> [PROBLEM DESCRIPTION]: What lines below contain the string "Date"? List them all.

Component data from apps and pages

——————————

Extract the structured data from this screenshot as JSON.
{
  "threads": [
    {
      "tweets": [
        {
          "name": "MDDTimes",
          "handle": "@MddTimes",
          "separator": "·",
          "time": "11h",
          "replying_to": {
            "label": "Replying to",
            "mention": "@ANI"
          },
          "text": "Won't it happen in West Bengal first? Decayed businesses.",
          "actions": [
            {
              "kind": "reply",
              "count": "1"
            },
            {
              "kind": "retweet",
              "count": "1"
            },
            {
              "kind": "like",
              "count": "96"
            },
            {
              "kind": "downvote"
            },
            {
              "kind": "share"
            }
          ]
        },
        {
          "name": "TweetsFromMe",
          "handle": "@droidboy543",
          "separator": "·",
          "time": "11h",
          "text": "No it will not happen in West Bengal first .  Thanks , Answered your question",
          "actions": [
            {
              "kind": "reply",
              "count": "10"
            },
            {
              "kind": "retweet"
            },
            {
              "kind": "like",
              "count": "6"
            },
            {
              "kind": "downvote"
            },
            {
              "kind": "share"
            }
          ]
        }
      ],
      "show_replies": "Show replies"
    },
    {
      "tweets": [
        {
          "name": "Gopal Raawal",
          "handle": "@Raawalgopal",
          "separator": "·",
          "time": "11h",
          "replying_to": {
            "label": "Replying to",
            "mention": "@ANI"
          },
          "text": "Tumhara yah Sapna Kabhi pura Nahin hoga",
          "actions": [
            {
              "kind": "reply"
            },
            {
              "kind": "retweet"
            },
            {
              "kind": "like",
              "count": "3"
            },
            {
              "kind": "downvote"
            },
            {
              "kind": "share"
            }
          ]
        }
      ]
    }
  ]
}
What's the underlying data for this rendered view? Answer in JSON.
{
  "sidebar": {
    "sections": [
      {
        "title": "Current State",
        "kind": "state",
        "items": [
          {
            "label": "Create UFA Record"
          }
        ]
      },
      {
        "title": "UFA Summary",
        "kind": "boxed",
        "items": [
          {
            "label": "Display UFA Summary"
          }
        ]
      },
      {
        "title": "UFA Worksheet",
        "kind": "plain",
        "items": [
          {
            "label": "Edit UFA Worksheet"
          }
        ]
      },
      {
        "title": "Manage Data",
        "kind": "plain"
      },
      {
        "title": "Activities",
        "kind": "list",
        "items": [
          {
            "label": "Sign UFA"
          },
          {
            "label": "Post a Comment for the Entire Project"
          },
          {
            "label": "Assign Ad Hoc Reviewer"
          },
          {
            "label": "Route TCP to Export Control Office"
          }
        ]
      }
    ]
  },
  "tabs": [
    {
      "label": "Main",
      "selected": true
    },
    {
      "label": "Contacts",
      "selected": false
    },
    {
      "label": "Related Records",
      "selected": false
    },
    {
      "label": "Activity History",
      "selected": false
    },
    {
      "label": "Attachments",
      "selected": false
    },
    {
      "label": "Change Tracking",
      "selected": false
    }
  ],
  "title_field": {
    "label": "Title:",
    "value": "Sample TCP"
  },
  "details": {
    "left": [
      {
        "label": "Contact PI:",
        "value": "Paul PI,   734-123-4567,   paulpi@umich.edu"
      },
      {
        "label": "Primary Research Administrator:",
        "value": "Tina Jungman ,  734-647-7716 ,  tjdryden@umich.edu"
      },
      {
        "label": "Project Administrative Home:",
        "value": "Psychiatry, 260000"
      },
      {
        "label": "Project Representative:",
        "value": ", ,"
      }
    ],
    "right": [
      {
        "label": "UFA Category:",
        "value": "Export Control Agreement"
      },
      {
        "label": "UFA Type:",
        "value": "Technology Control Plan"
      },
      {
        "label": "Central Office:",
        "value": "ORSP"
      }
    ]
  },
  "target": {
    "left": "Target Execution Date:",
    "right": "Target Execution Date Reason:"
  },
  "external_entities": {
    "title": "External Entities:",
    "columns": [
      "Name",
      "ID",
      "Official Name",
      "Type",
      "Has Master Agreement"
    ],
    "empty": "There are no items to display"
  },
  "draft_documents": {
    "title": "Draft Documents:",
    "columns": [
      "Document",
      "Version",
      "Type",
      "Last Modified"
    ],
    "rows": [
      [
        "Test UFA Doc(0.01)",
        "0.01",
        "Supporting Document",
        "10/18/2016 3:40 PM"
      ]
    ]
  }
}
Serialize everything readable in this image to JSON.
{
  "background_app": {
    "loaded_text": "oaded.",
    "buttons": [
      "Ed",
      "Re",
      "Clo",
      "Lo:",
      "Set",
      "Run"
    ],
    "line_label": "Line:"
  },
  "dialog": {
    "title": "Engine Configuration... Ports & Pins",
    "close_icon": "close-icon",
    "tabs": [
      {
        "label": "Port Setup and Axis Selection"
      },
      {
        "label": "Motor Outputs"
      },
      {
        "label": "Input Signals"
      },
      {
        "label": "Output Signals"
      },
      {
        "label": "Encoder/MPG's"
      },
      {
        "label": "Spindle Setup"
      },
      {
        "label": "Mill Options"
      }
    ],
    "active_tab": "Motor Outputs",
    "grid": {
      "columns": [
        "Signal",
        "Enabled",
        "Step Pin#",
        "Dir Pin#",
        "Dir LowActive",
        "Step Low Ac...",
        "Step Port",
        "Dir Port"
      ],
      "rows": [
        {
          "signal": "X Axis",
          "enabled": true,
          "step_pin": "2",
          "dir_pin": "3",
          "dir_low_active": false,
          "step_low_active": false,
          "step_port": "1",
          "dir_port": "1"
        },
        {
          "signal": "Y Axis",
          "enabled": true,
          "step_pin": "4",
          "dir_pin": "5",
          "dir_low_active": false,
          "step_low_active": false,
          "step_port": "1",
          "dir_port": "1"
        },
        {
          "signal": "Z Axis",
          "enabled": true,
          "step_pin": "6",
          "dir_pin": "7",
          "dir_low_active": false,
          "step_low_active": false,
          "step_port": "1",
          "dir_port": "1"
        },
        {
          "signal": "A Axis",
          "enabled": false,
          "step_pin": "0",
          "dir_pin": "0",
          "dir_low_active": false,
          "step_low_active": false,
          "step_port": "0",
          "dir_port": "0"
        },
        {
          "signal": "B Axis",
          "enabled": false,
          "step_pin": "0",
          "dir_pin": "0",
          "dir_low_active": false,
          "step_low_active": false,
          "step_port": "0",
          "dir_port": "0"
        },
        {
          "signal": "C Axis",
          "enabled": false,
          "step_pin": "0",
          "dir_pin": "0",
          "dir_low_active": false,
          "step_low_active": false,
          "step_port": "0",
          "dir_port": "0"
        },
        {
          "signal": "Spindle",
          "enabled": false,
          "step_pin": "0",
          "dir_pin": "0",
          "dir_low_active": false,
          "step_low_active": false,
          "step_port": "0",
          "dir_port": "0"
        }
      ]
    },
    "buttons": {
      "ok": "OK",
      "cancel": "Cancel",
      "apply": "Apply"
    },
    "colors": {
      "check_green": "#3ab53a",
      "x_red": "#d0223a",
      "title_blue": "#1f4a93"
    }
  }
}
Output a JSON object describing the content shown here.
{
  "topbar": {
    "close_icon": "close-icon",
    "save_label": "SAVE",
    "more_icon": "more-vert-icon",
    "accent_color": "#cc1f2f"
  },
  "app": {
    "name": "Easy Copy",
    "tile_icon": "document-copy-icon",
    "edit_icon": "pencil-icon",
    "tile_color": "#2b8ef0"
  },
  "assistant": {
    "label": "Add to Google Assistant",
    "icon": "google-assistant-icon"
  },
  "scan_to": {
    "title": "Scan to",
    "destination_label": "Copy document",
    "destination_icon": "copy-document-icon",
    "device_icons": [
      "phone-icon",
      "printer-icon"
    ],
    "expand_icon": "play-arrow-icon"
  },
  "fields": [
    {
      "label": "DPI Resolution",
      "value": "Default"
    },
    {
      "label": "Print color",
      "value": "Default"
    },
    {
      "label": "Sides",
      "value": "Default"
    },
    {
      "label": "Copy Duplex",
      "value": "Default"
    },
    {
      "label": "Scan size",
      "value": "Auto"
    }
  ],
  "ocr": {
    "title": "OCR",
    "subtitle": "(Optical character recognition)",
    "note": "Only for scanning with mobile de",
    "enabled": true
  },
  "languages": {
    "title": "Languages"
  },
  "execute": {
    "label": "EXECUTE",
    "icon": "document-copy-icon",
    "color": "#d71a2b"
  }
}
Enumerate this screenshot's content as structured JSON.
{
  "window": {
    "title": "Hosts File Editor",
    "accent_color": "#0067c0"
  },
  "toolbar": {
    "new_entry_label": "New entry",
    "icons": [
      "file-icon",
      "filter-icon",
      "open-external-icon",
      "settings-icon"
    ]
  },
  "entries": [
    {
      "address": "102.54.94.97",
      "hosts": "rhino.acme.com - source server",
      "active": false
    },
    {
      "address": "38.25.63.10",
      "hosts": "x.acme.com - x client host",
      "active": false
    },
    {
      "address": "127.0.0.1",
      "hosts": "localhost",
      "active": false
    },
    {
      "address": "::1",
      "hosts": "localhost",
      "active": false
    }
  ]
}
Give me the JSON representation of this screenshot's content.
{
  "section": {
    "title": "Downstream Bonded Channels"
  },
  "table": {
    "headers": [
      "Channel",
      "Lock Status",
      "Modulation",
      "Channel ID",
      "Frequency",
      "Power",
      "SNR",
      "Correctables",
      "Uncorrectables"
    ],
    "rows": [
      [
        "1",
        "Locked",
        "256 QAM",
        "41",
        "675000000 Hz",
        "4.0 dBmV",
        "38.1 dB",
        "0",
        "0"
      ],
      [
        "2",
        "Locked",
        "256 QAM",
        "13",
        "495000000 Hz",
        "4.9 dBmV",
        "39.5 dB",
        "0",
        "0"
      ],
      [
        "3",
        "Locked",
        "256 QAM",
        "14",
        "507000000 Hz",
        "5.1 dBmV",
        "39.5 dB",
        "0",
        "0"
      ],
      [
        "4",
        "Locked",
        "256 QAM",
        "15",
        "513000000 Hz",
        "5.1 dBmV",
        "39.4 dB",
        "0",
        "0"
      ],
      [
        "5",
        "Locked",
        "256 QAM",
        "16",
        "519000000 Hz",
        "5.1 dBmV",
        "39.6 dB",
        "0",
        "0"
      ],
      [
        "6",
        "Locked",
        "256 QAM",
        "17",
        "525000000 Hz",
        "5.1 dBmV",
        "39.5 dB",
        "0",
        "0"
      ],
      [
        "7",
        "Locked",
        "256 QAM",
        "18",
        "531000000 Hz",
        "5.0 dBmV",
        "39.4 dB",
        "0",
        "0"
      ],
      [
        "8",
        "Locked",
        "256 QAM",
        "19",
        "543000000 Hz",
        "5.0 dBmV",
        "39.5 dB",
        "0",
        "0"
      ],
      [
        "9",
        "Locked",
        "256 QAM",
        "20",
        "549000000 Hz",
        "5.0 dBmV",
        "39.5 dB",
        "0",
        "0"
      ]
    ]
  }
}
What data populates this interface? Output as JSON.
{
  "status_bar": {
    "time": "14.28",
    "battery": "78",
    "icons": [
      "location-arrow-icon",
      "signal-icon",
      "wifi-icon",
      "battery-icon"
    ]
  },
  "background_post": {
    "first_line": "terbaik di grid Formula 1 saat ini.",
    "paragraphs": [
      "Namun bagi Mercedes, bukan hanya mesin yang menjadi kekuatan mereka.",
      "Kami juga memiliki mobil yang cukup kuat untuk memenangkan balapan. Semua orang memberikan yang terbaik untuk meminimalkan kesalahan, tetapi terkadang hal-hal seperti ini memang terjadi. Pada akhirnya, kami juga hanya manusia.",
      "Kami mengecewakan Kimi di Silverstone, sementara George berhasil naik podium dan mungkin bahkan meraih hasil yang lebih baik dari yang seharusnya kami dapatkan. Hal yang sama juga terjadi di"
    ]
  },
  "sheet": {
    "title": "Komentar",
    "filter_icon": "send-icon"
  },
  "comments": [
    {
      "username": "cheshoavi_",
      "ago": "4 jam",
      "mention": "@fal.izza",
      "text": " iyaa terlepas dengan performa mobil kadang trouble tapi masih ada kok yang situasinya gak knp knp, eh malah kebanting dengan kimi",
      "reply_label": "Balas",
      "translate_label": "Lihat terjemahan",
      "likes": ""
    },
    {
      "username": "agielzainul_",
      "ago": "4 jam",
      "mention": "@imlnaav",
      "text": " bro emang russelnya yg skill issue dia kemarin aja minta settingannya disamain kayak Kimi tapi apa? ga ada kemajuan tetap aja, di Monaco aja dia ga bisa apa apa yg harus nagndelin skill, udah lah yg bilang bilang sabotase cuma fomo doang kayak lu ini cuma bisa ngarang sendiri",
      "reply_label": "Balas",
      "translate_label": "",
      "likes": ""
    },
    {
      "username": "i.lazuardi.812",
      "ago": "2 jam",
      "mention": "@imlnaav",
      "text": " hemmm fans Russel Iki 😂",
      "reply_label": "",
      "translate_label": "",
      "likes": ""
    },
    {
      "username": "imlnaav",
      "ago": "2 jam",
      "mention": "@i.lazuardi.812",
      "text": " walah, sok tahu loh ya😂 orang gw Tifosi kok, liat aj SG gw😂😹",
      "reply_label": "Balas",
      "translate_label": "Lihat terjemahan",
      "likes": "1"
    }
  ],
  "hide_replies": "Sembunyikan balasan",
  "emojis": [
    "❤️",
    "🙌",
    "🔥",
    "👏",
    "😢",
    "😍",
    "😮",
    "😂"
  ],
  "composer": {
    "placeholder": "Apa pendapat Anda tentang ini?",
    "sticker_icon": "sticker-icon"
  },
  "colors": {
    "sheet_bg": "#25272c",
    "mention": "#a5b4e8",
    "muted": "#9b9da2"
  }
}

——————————

> [RESPONSE BELOW]:
    "left": "Target Execution Date:",
    "right": "Target Execution Date Reason:"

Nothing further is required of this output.